Azerbaijan’s Two Big Campaigns
May 19, 2015 | by Dean Jackson
The government of Azerbaijan is pursuing two big, interrelated campaigns. One of them is a relentless domestic effort against any independent voices who criticize the regime. The other is an international campaign to convince audiences beyond the country’s borders that no real crackdown is taking place or, if it is, that it should not be taken all that seriously.
The domestic campaign has gathered steam in advance of the first ever European Games that will open in Azerbaijan’s capital, Baku, on June 12th. Civil society activists and news media have felt the brunt of the deepening repression. The international campaign takes the form of massive investments aimed at shaping elite opinion and decision making in key Western capitals, including Washington and Brussels.
A spotlight was shined on these issues at a recent discussion held in Washington titled “Azerbaijan: A Test Case for Democratic Solidarity.” Kennan Aliyev, director of Radio Free Europe/Radio Liberty’s (RFE/RL’s) Azerbaijani Service, observed that in an already repressive media environment the government in Baku is doing “everything it can” to disrupt independent media. He noted the use of raids and various forms of pressure against a growing number of individuals and organizations that support transparency, accountability, and democratic development in the country; the jailing of award-winning journalist Khadija Ismayilova in December 2014 drew particular international attention. She remains imprisoned, her pre-trial detention having been recently extended by another three months.
Emin Milli, an Azerbaijani journalist-in-exile who recently accepted the PEN Freedom to Write Award on Ismayilova’s behalf and is founder of Meydan TV, attributed the regime’s crackdown to a sense of crisis: rattled by the declining price of oil and a thirty-four percent devaluation of the national currency, government decision makers are tightening the screws on independent voices while they open the public pocketbook to spend billions on the upcoming European Games.
Russia, Azerbaijan’s large neighbor to the north, has been an enabler of this bad behavior. Baku has borrowed features of Russian restrictions on free media and civil society. However, Thomas de Waal suggested that the Azerbaijani regime’s attraction to the “Russian model” is not the only driver of Azerbaijan’s drift toward Moscow: the example set by Russia’s largely unchallenged aggression in Ukraine and Georgia has brought the fear factor into play. De Waal argues that Baku sees the West’s response to Russia as weak and is hedging its bets by investing in a declining ruble and edging closer to the Eurasian Economic Union.

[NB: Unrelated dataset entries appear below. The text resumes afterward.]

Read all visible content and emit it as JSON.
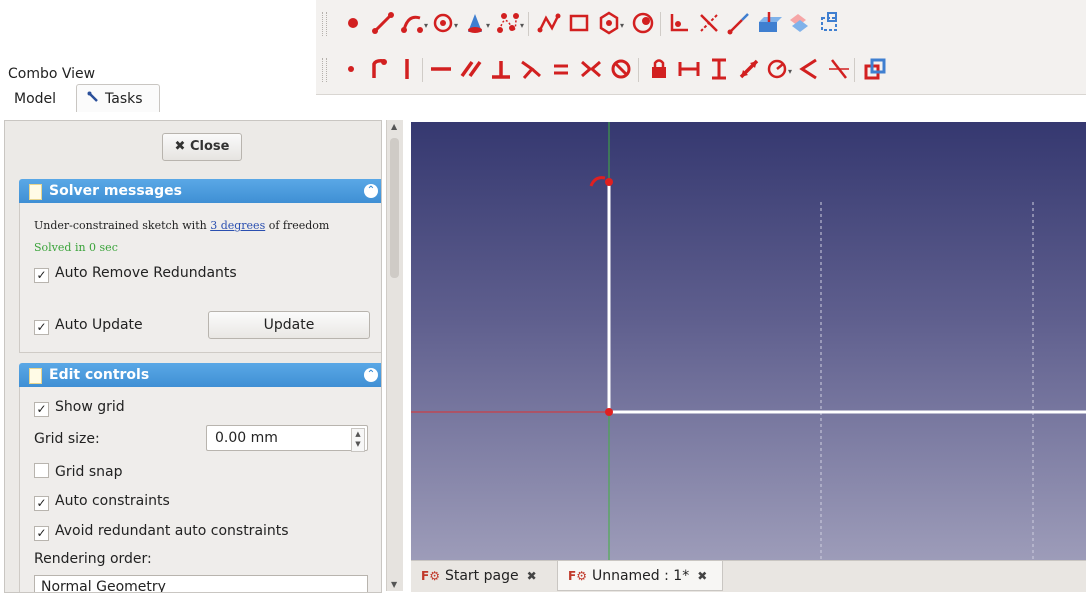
{
  "combo_view": {
    "title": "Combo View",
    "tabs": [
      {
        "label": "Model",
        "active": false
      },
      {
        "label": "Tasks",
        "active": true
      }
    ]
  },
  "task_panel": {
    "close_label": "Close",
    "solver_messages": {
      "title": "Solver messages",
      "message_prefix": "Under-constrained sketch with",
      "message_link": "3 degrees",
      "message_suffix": "of freedom",
      "solved_text": "Solved in 0 sec",
      "auto_remove_redundants": {
        "label": "Auto Remove Redundants",
        "checked": true
      },
      "auto_update": {
        "label": "Auto Update",
        "checked": true
      },
      "update_button": "Update"
    },
    "edit_controls": {
      "title": "Edit controls",
      "show_grid": {
        "label": "Show grid",
        "checked": true
      },
      "grid_size_label": "Grid size:",
      "grid_size_value": "0.00 mm",
      "grid_snap": {
        "label": "Grid snap",
        "checked": false
      },
      "auto_constraints": {
        "label": "Auto constraints",
        "checked": true
      },
      "avoid_redundant": {
        "label": "Avoid redundant auto constraints",
        "checked": true
      },
      "rendering_order_label": "Rendering order:",
      "rendering_order_value": "Normal Geometry"
    }
  },
  "toolbar": {
    "row1_icons": [
      "point-icon",
      "line-icon",
      "arc-icon",
      "circle-icon",
      "conic-icon",
      "bspline-icon",
      "polyline-icon",
      "rectangle-icon",
      "polygon-icon",
      "slot-icon",
      "fillet-icon",
      "trim-icon",
      "extend-icon",
      "external-geometry-icon",
      "carbon-copy-icon",
      "construction-mode-icon"
    ],
    "row2_icons": [
      "constrain-coincident-icon",
      "constrain-point-on-object-icon",
      "constrain-vertical-icon",
      "constrain-horizontal-icon",
      "constrain-parallel-icon",
      "constrain-perpendicular-icon",
      "constrain-tangent-icon",
      "constrain-equal-icon",
      "constrain-symmetric-icon",
      "constrain-block-icon",
      "constrain-lock-icon",
      "constrain-horizontal-distance-icon",
      "constrain-vertical-distance-icon",
      "constrain-distance-icon",
      "constrain-radius-icon",
      "constrain-angle-icon",
      "constrain-snell-icon",
      "toggle-driving-icon"
    ],
    "accent_color": "#d22020"
  },
  "document_tabs": [
    {
      "label": "Start page",
      "active": false
    },
    {
      "label": "Unnamed : 1*",
      "active": true
    }
  ],
  "colors": {
    "section_header": "#4a9be0",
    "solved_text": "#3aa33a",
    "link": "#2a4fb0",
    "sketch_point": "#e02020",
    "x_axis": "#e03030",
    "y_axis": "#40b040"
  }
}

The use of anti-American propaganda is a key part of Azerbaijan’s efforts to silence its critics. Azerbaijani state media regularly attempt to discredit the work of journalists and democracy activists who are critical of the regime’s corruption and repressive policies. The authorities also employ state-friendly GONGOs to harass critical voices. Online, swarms of state-friendly Internet trolls attempt to drown out criticism of the regime and intimidate independent voices by flooding social media feeds with pro-government propaganda.
While it wages an anti-Western campaign at home, the regime pays Western PR consultants to burnish its image in Western media and sell it as a stalwart Western ally, a secular democracy, and a reliable energy partner for the European Union. As Milli pointed out, Baku lobbies aggressively for the right to do business with Microsoft, Boeing, BP, and other Western firms, and it engages with influential foreign think tanks to strengthen its connection with Western governments. A recent investigation revealed that Azerbaijan’s state oil company, SOCAR, secretly routed funds through two US-based non-profits to cover gifts and travel expenses for ten members of Congress who attended a 2013 conference in Azerbaijan. Perhaps most disturbingly, a report by the European Stability Initiative details how a well-funded lobbying effort bought the regime many friends among the Council of Europe’s election observation mission.
All of this points to big questions hanging over the relationship between the Azerbaijan and the West. “For over 20 years we have been operating under the assumption that participation in international organizations—the OSCE, the Council of Europe, and others—will encourage authoritarians to reform themselves,” explained Miriam Lanskoy, senior director for Russia and Eurasia programs at the National Endowment for Democracy. “But,” she asked, “what if the influence flows in the opposite direction? What if the participation of authoritarians in European institutions erodes the core values of those institutions? What if it causes the international forums to become cynical and artificial?”
Despite its anti-American propaganda at home, the participants in the May discussion noted that the regime in Baku clearly values its relationships with the West. How then does it get away with this brazenly two-faced diplomacy? How can the West continue to engage Azerbaijan as an ally while the regime raids the offices of Western organizations and chases independent voices out of the country? And how can it ignore the threat Azerbaijan’s two big campaigns pose to the European human rights system as a whole? Kenan Aliyev, for his part, suggests that Moscow and Baku are delighted by the West’s blind eye: its unseeing gaze demoralizes activists by lending credibility to a cynical interpretation of global politics in which strategic interests trump democratic values every time.